**Task prompt:**
When you reproduce the data, keep every word exactly as it stands and leave the pictures out.

**Data section:**
━━━━━━━━━━━━━━━━━━━━━━━━━━━━━━
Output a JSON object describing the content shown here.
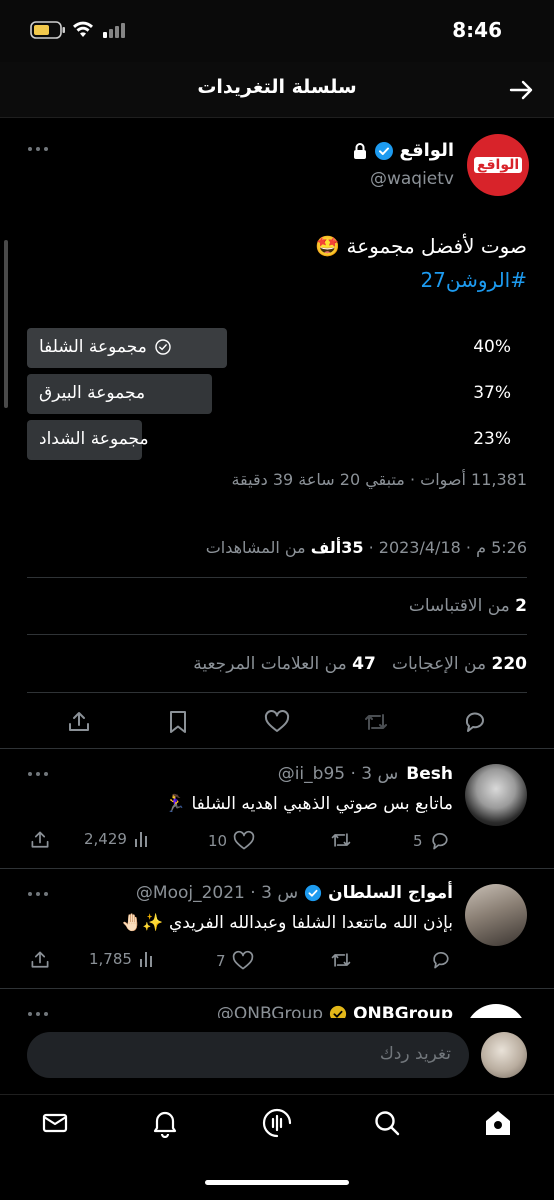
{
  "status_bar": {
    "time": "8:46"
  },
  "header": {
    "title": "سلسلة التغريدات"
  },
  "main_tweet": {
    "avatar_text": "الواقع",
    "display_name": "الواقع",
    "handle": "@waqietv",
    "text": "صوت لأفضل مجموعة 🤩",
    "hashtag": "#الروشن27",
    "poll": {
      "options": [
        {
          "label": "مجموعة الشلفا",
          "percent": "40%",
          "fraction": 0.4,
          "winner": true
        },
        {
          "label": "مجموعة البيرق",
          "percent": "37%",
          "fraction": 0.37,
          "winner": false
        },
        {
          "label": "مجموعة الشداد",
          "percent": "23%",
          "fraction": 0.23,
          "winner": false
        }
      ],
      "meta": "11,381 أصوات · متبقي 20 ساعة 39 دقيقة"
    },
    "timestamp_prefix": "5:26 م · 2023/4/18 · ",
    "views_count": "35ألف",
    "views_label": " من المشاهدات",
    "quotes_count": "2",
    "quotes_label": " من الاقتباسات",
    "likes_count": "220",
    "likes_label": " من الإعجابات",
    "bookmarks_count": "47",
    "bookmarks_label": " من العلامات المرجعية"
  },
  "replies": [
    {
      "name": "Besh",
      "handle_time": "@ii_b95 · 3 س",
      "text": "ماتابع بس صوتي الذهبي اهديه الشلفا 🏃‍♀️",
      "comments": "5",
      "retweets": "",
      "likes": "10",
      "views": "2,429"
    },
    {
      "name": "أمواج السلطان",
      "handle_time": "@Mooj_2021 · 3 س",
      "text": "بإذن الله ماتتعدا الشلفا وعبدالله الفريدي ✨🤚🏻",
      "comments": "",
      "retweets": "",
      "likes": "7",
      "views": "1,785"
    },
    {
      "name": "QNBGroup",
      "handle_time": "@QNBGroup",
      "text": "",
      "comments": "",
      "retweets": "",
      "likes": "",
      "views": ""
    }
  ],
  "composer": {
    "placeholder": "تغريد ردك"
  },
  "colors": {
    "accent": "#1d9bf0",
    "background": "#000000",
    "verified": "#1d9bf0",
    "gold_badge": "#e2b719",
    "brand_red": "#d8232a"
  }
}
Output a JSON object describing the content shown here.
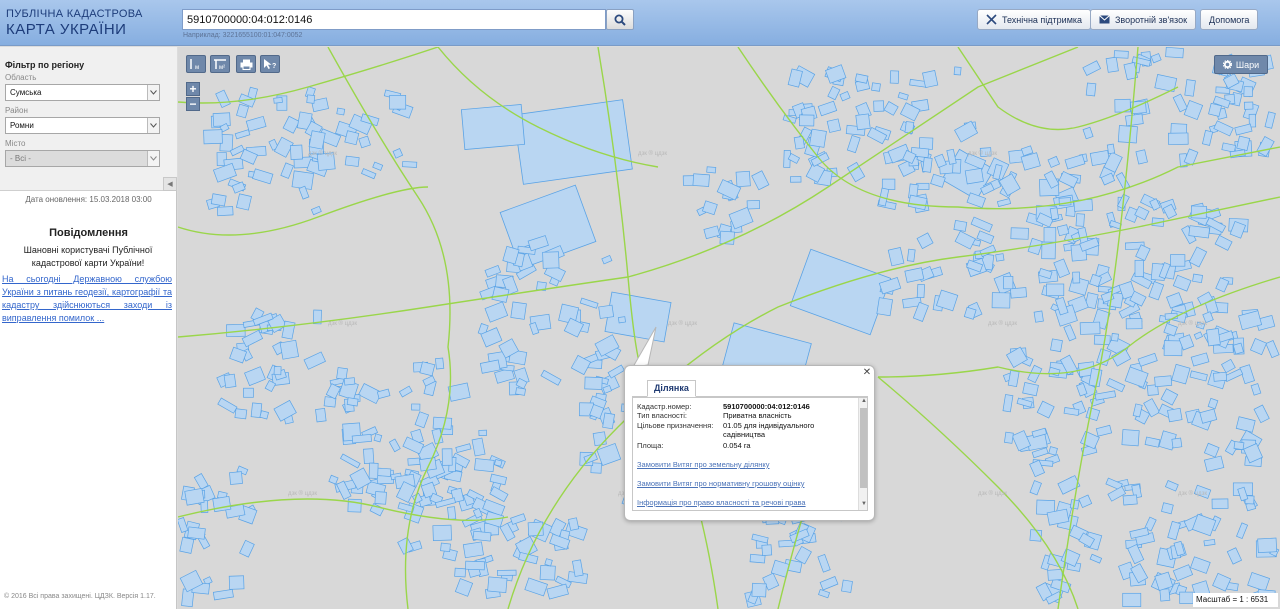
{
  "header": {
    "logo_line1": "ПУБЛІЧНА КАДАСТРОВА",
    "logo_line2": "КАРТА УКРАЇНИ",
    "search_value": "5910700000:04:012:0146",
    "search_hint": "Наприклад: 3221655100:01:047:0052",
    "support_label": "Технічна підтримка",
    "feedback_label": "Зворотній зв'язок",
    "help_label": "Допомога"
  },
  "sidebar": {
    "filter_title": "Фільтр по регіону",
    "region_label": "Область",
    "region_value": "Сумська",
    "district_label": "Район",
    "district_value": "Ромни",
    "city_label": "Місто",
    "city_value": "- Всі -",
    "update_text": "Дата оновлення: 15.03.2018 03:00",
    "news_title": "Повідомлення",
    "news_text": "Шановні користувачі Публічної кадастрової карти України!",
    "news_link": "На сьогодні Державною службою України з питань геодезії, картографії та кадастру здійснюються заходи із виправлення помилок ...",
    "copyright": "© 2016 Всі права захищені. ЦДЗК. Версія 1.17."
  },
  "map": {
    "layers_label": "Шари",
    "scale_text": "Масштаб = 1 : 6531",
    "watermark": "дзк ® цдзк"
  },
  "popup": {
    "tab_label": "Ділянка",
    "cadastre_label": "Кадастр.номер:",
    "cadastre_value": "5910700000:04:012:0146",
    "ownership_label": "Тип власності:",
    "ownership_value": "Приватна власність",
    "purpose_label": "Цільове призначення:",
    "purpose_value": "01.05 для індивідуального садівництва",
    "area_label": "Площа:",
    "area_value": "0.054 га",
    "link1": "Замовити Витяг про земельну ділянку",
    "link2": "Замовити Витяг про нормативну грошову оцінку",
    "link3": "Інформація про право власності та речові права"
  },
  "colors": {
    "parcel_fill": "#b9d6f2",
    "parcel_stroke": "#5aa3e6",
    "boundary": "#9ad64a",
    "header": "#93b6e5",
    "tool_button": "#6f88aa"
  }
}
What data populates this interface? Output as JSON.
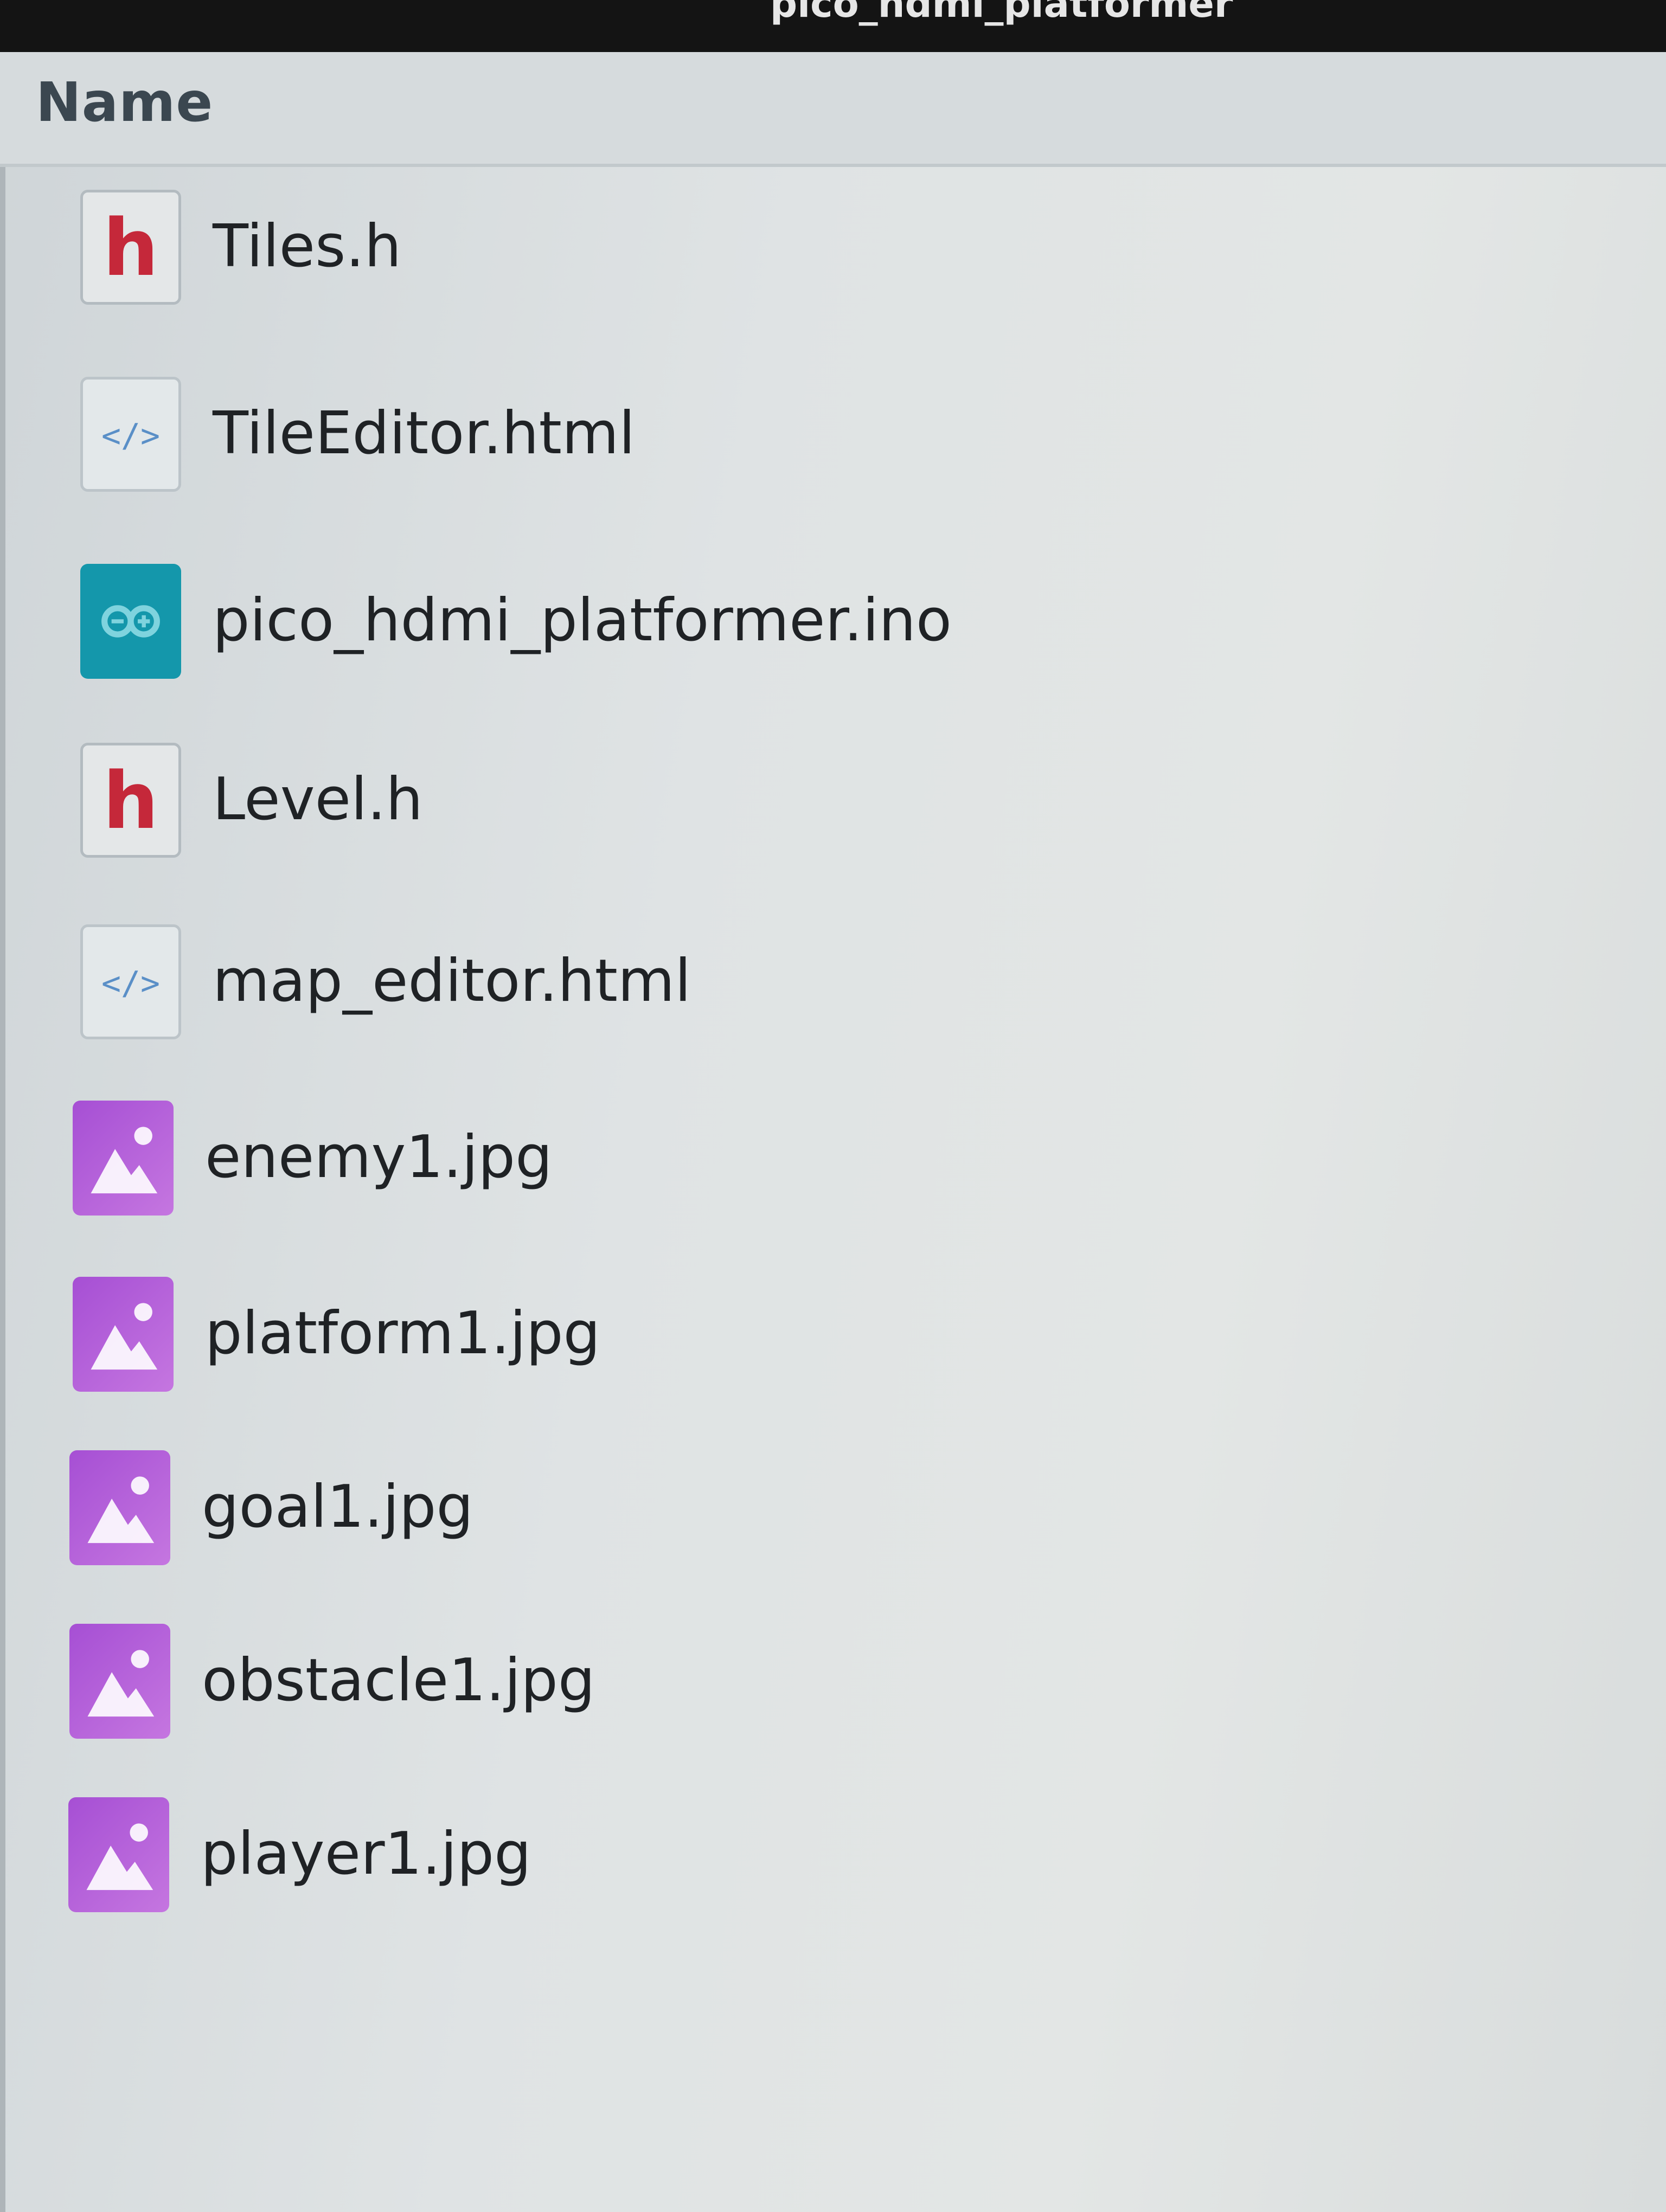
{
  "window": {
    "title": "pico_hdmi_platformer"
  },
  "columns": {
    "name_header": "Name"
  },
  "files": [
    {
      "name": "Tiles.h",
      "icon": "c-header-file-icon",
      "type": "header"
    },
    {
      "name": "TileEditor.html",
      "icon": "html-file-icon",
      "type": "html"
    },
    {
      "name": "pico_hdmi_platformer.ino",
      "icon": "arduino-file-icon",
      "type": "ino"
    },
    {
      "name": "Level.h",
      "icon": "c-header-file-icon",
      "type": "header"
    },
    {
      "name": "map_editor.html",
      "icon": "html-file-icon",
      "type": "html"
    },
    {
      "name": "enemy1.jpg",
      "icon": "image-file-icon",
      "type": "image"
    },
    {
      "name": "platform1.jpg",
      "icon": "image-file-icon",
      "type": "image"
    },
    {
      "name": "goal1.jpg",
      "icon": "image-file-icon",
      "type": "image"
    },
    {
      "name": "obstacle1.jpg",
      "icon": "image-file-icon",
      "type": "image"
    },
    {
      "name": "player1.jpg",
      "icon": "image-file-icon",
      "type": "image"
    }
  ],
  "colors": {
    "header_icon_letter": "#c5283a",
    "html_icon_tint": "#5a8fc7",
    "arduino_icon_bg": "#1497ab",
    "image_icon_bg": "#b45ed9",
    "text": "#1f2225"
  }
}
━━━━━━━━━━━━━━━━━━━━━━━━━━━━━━
**Result of this exercise:**
Output a JSON object describing the content shown here.
{
  "status_bar": {
    "time": "8:46"
  },
  "header": {
    "title": "سلسلة التغريدات"
  },
  "main_tweet": {
    "avatar_text": "الواقع",
    "display_name": "الواقع",
    "handle": "@waqietv",
    "text": "صوت لأفضل مجموعة 🤩",
    "hashtag": "#الروشن27",
    "poll": {
      "options": [
        {
          "label": "مجموعة الشلفا",
          "percent": "40%",
          "fraction": 0.4,
          "winner": true
        },
        {
          "label": "مجموعة البيرق",
          "percent": "37%",
          "fraction": 0.37,
          "winner": false
        },
        {
          "label": "مجموعة الشداد",
          "percent": "23%",
          "fraction": 0.23,
          "winner": false
        }
      ],
      "meta": "11,381 أصوات · متبقي 20 ساعة 39 دقيقة"
    },
    "timestamp_prefix": "5:26 م · 2023/4/18 · ",
    "views_count": "35ألف",
    "views_label": " من المشاهدات",
    "quotes_count": "2",
    "quotes_label": " من الاقتباسات",
    "likes_count": "220",
    "likes_label": " من الإعجابات",
    "bookmarks_count": "47",
    "bookmarks_label": " من العلامات المرجعية"
  },
  "replies": [
    {
      "name": "Besh",
      "handle_time": "@ii_b95 · 3 س",
      "text": "ماتابع بس صوتي الذهبي اهديه الشلفا 🏃‍♀️",
      "comments": "5",
      "retweets": "",
      "likes": "10",
      "views": "2,429"
    },
    {
      "name": "أمواج السلطان",
      "handle_time": "@Mooj_2021 · 3 س",
      "text": "بإذن الله ماتتعدا الشلفا وعبدالله الفريدي ✨🤚🏻",
      "comments": "",
      "retweets": "",
      "likes": "7",
      "views": "1,785"
    },
    {
      "name": "QNBGroup",
      "handle_time": "@QNBGroup",
      "text": "",
      "comments": "",
      "retweets": "",
      "likes": "",
      "views": ""
    }
  ],
  "composer": {
    "placeholder": "تغريد ردك"
  },
  "colors": {
    "accent": "#1d9bf0",
    "background": "#000000",
    "verified": "#1d9bf0",
    "gold_badge": "#e2b719",
    "brand_red": "#d8232a"
  }
}
Output a JSON object describing the content shown here.
{
  "header": {
    "logo_line1": "ПУБЛІЧНА КАДАСТРОВА",
    "logo_line2": "КАРТА УКРАЇНИ",
    "search_value": "5910700000:04:012:0146",
    "search_hint": "Наприклад: 3221655100:01:047:0052",
    "support_label": "Технічна підтримка",
    "feedback_label": "Зворотній зв'язок",
    "help_label": "Допомога"
  },
  "sidebar": {
    "filter_title": "Фільтр по регіону",
    "region_label": "Область",
    "region_value": "Сумська",
    "district_label": "Район",
    "district_value": "Ромни",
    "city_label": "Місто",
    "city_value": "- Всі -",
    "update_text": "Дата оновлення: 15.03.2018 03:00",
    "news_title": "Повідомлення",
    "news_text": "Шановні користувачі Публічної кадастрової карти України!",
    "news_link": "На сьогодні Державною службою України з питань геодезії, картографії та кадастру здійснюються заходи із виправлення помилок ...",
    "copyright": "© 2016 Всі права захищені. ЦДЗК. Версія 1.17."
  },
  "map": {
    "layers_label": "Шари",
    "scale_text": "Масштаб = 1 : 6531",
    "watermark": "дзк ® цдзк"
  },
  "popup": {
    "tab_label": "Ділянка",
    "cadastre_label": "Кадастр.номер:",
    "cadastre_value": "5910700000:04:012:0146",
    "ownership_label": "Тип власності:",
    "ownership_value": "Приватна власність",
    "purpose_label": "Цільове призначення:",
    "purpose_value": "01.05 для індивідуального садівництва",
    "area_label": "Площа:",
    "area_value": "0.054 га",
    "link1": "Замовити Витяг про земельну ділянку",
    "link2": "Замовити Витяг про нормативну грошову оцінку",
    "link3": "Інформація про право власності та речові права"
  },
  "colors": {
    "parcel_fill": "#b9d6f2",
    "parcel_stroke": "#5aa3e6",
    "boundary": "#9ad64a",
    "header": "#93b6e5",
    "tool_button": "#6f88aa"
  }
}
What data populates this interface? Output as JSON.
{
  "window": {
    "title": "pico_hdmi_platformer"
  },
  "columns": {
    "name_header": "Name"
  },
  "files": [
    {
      "name": "Tiles.h",
      "icon": "c-header-file-icon",
      "type": "header"
    },
    {
      "name": "TileEditor.html",
      "icon": "html-file-icon",
      "type": "html"
    },
    {
      "name": "pico_hdmi_platformer.ino",
      "icon": "arduino-file-icon",
      "type": "ino"
    },
    {
      "name": "Level.h",
      "icon": "c-header-file-icon",
      "type": "header"
    },
    {
      "name": "map_editor.html",
      "icon": "html-file-icon",
      "type": "html"
    },
    {
      "name": "enemy1.jpg",
      "icon": "image-file-icon",
      "type": "image"
    },
    {
      "name": "platform1.jpg",
      "icon": "image-file-icon",
      "type": "image"
    },
    {
      "name": "goal1.jpg",
      "icon": "image-file-icon",
      "type": "image"
    },
    {
      "name": "obstacle1.jpg",
      "icon": "image-file-icon",
      "type": "image"
    },
    {
      "name": "player1.jpg",
      "icon": "image-file-icon",
      "type": "image"
    }
  ],
  "colors": {
    "header_icon_letter": "#c5283a",
    "html_icon_tint": "#5a8fc7",
    "arduino_icon_bg": "#1497ab",
    "image_icon_bg": "#b45ed9",
    "text": "#1f2225"
  }
}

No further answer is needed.